- Center Grove Community School Corporation, Greenwood, IN
- Senior Associate
- Great Schools Partnership, Portland, ME
- Darien, CT Superintendent of Schools
- NESDEC, Darien, CT
- Superintendent Vacancies
- Hazard, Young, Attea & Associates, Multiple Locations
- Superintendent of Catholic Schools
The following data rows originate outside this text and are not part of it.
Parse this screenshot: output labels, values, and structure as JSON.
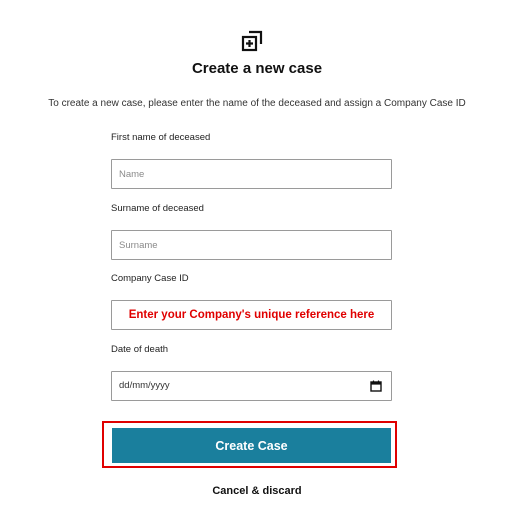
{
  "header": {
    "icon": "add-case-icon",
    "title": "Create a new case",
    "subtitle": "To create a new case, please enter the name of the deceased and assign a Company Case ID"
  },
  "form": {
    "first_name": {
      "label": "First name of deceased",
      "placeholder": "Name",
      "value": ""
    },
    "surname": {
      "label": "Surname of deceased",
      "placeholder": "Surname",
      "value": ""
    },
    "case_id": {
      "label": "Company Case ID",
      "value": "Enter your Company's unique reference here"
    },
    "date_of_death": {
      "label": "Date of death",
      "placeholder": "dd/mm/yyyy",
      "icon": "calendar-icon"
    }
  },
  "actions": {
    "create_label": "Create Case",
    "cancel_label": "Cancel & discard"
  },
  "colors": {
    "primary_button": "#1a7f9d",
    "highlight": "#e00000",
    "reference_text": "#e00000"
  }
}
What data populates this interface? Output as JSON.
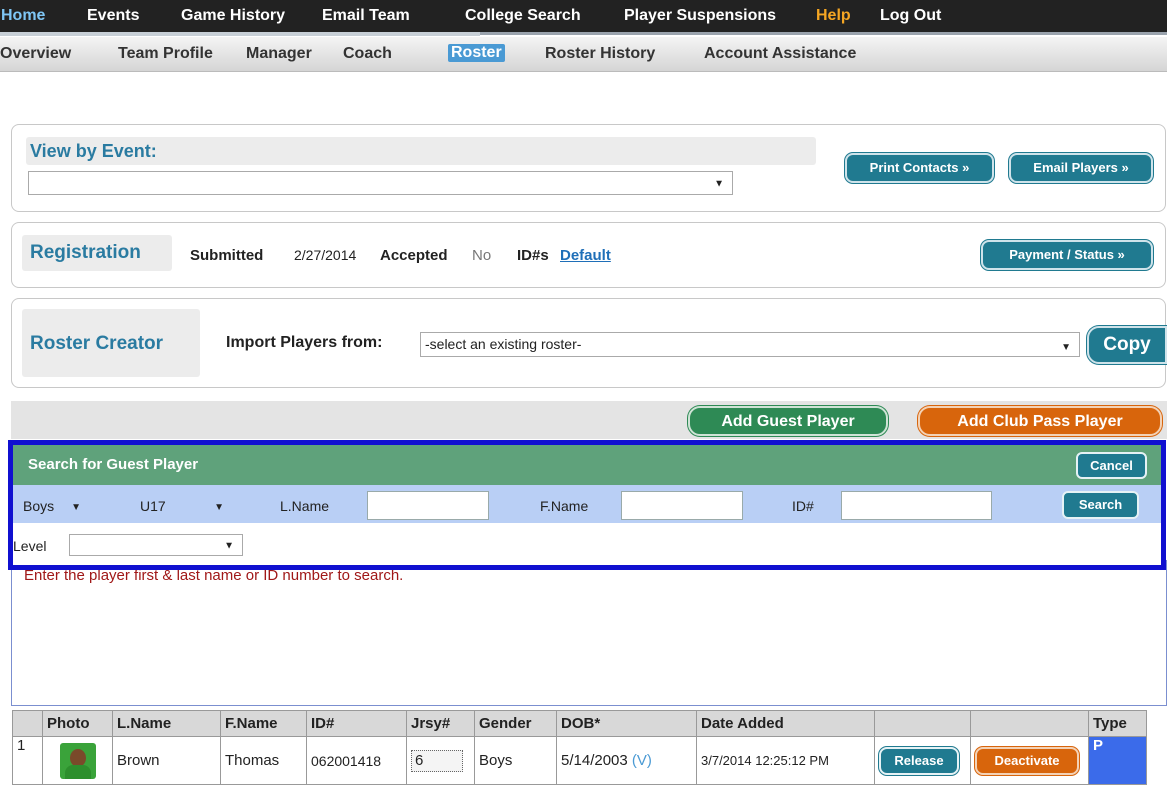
{
  "topnav": {
    "items": [
      "Home",
      "Events",
      "Game History",
      "Email Team",
      "College Search",
      "Player Suspensions",
      "Help",
      "Log Out"
    ]
  },
  "subnav": {
    "items": [
      "Overview",
      "Team Profile",
      "Manager",
      "Coach",
      "Roster",
      "Roster History",
      "Account Assistance"
    ],
    "active": "Roster"
  },
  "view_by_event": {
    "title": "View by Event:",
    "print_contacts": "Print Contacts »",
    "email_players": "Email Players »"
  },
  "registration": {
    "title": "Registration",
    "submitted_label": "Submitted",
    "submitted_value": "2/27/2014",
    "accepted_label": "Accepted",
    "accepted_value": "No",
    "ids_label": "ID#s",
    "ids_value": "Default",
    "payment_button": "Payment / Status »"
  },
  "roster_creator": {
    "title": "Roster Creator",
    "import_label": "Import Players from:",
    "import_value": "-select an existing roster-",
    "copy_button": "Copy"
  },
  "actions": {
    "add_guest": "Add Guest Player",
    "add_club_pass": "Add Club Pass Player"
  },
  "search": {
    "title": "Search for Guest Player",
    "cancel": "Cancel",
    "gender": "Boys",
    "age": "U17",
    "lname_label": "L.Name",
    "fname_label": "F.Name",
    "id_label": "ID#",
    "search_button": "Search",
    "level_label": "Level",
    "hint": "Enter the player first & last name or ID number to search."
  },
  "roster_table": {
    "headers": [
      "",
      "Photo",
      "L.Name",
      "F.Name",
      "ID#",
      "Jrsy#",
      "Gender",
      "DOB*",
      "Date Added",
      "",
      "",
      "Type"
    ],
    "rows": [
      {
        "num": "1",
        "lname": "Brown",
        "fname": "Thomas",
        "id": "062001418",
        "jersey": "6",
        "gender": "Boys",
        "dob": "5/14/2003",
        "dob_v": "(V)",
        "date_added": "3/7/2014 12:25:12 PM",
        "release": "Release",
        "deactivate": "Deactivate",
        "type": "P"
      }
    ]
  },
  "colors": {
    "teal": "#207a90",
    "green": "#2e8a55",
    "orange": "#d8650c",
    "search_header": "#5fa27b",
    "search_row": "#b9cff5",
    "highlight_border": "#1010d0"
  }
}
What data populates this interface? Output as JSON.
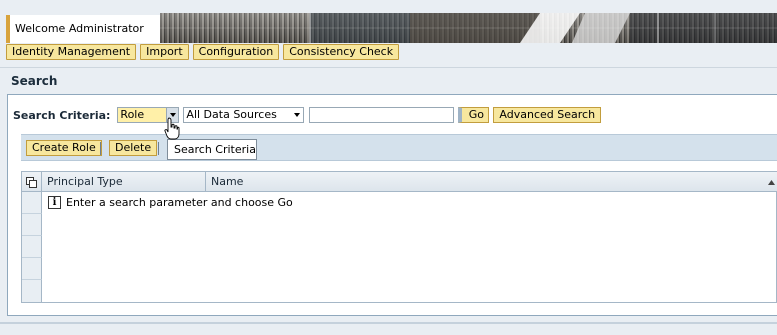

- The Roman Catholic Archdiocese of Washington, Washington, DC